● **INSTRUCTIONS TO FOLLOW**
Your response should be the complete listing, copied exactly.

● **RECORDS FOR THIS TASK**
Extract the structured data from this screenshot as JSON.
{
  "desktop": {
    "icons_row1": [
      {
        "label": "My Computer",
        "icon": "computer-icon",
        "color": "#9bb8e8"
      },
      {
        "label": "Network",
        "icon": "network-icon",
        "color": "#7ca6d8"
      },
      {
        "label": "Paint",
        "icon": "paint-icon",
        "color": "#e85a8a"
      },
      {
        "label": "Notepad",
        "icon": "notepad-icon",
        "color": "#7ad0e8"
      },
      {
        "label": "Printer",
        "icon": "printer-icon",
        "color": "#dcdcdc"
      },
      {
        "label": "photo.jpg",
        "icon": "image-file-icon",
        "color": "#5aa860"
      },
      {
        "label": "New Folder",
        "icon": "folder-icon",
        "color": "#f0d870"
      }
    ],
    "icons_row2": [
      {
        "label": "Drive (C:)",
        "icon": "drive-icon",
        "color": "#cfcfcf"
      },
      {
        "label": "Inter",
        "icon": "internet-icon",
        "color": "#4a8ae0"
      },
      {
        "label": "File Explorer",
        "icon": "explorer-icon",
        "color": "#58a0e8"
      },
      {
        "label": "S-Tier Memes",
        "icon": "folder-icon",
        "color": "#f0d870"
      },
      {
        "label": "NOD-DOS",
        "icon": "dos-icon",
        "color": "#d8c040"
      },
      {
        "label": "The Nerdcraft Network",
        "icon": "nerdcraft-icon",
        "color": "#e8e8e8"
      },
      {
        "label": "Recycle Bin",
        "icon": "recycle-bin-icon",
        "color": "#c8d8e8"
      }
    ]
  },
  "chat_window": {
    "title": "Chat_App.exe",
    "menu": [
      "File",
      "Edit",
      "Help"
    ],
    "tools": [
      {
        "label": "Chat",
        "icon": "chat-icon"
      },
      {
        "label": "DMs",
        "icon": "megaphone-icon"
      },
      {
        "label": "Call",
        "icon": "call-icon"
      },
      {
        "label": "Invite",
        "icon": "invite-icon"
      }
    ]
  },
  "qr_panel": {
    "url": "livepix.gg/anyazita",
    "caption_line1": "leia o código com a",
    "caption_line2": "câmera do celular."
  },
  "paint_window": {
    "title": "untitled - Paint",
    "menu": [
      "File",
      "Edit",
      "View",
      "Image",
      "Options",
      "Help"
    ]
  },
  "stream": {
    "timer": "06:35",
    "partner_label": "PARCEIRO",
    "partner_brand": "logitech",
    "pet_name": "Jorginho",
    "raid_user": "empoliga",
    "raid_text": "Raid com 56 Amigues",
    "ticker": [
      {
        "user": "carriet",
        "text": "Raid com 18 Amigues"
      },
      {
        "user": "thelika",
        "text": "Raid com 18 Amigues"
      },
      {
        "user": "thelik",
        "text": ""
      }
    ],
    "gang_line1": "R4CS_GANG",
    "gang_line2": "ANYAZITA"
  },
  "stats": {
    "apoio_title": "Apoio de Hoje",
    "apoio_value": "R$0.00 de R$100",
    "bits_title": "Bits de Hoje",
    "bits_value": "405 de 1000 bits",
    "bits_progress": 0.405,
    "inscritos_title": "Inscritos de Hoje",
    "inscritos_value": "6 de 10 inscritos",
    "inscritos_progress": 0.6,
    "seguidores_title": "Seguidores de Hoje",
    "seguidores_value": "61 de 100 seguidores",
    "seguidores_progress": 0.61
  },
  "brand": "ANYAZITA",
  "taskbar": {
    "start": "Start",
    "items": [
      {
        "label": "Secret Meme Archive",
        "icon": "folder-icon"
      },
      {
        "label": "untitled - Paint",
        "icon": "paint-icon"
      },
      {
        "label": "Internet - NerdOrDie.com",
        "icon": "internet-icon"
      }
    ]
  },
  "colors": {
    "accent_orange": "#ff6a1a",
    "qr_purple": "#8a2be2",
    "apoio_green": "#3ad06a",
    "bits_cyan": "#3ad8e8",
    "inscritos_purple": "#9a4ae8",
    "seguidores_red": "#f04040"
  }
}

● **OUTPUT OF THE TASK**
Extract the structured data from this screenshot as JSON.
{
  "desktop": {
    "icons_row1": [
      {
        "label": "My Computer",
        "icon": "computer-icon",
        "color": "#9bb8e8"
      },
      {
        "label": "Network",
        "icon": "network-icon",
        "color": "#7ca6d8"
      },
      {
        "label": "Paint",
        "icon": "paint-icon",
        "color": "#e85a8a"
      },
      {
        "label": "Notepad",
        "icon": "notepad-icon",
        "color": "#7ad0e8"
      },
      {
        "label": "Printer",
        "icon": "printer-icon",
        "color": "#dcdcdc"
      },
      {
        "label": "photo.jpg",
        "icon": "image-file-icon",
        "color": "#5aa860"
      },
      {
        "label": "New Folder",
        "icon": "folder-icon",
        "color": "#f0d870"
      }
    ],
    "icons_row2": [
      {
        "label": "Drive (C:)",
        "icon": "drive-icon",
        "color": "#cfcfcf"
      },
      {
        "label": "Inter",
        "icon": "internet-icon",
        "color": "#4a8ae0"
      },
      {
        "label": "File Explorer",
        "icon": "explorer-icon",
        "color": "#58a0e8"
      },
      {
        "label": "S-Tier Memes",
        "icon": "folder-icon",
        "color": "#f0d870"
      },
      {
        "label": "NOD-DOS",
        "icon": "dos-icon",
        "color": "#d8c040"
      },
      {
        "label": "The Nerdcraft Network",
        "icon": "nerdcraft-icon",
        "color": "#e8e8e8"
      },
      {
        "label": "Recycle Bin",
        "icon": "recycle-bin-icon",
        "color": "#c8d8e8"
      }
    ]
  },
  "chat_window": {
    "title": "Chat_App.exe",
    "menu": [
      "File",
      "Edit",
      "Help"
    ],
    "tools": [
      {
        "label": "Chat",
        "icon": "chat-icon"
      },
      {
        "label": "DMs",
        "icon": "megaphone-icon"
      },
      {
        "label": "Call",
        "icon": "call-icon"
      },
      {
        "label": "Invite",
        "icon": "invite-icon"
      }
    ]
  },
  "qr_panel": {
    "url": "livepix.gg/anyazita",
    "caption_line1": "leia o código com a",
    "caption_line2": "câmera do celular."
  },
  "paint_window": {
    "title": "untitled - Paint",
    "menu": [
      "File",
      "Edit",
      "View",
      "Image",
      "Options",
      "Help"
    ]
  },
  "stream": {
    "timer": "06:35",
    "partner_label": "PARCEIRO",
    "partner_brand": "logitech",
    "pet_name": "Jorginho",
    "raid_user": "empoliga",
    "raid_text": "Raid com 56 Amigues",
    "ticker": [
      {
        "user": "carriet",
        "text": "Raid com 18 Amigues"
      },
      {
        "user": "thelika",
        "text": "Raid com 18 Amigues"
      },
      {
        "user": "thelik",
        "text": ""
      }
    ],
    "gang_line1": "R4CS_GANG",
    "gang_line2": "ANYAZITA"
  },
  "stats": {
    "apoio_title": "Apoio de Hoje",
    "apoio_value": "R$0.00 de R$100",
    "bits_title": "Bits de Hoje",
    "bits_value": "405 de 1000 bits",
    "bits_progress": 0.405,
    "inscritos_title": "Inscritos de Hoje",
    "inscritos_value": "6 de 10 inscritos",
    "inscritos_progress": 0.6,
    "seguidores_title": "Seguidores de Hoje",
    "seguidores_value": "61 de 100 seguidores",
    "seguidores_progress": 0.61
  },
  "brand": "ANYAZITA",
  "taskbar": {
    "start": "Start",
    "items": [
      {
        "label": "Secret Meme Archive",
        "icon": "folder-icon"
      },
      {
        "label": "untitled - Paint",
        "icon": "paint-icon"
      },
      {
        "label": "Internet - NerdOrDie.com",
        "icon": "internet-icon"
      }
    ]
  },
  "colors": {
    "accent_orange": "#ff6a1a",
    "qr_purple": "#8a2be2",
    "apoio_green": "#3ad06a",
    "bits_cyan": "#3ad8e8",
    "inscritos_purple": "#9a4ae8",
    "seguidores_red": "#f04040"
  }
}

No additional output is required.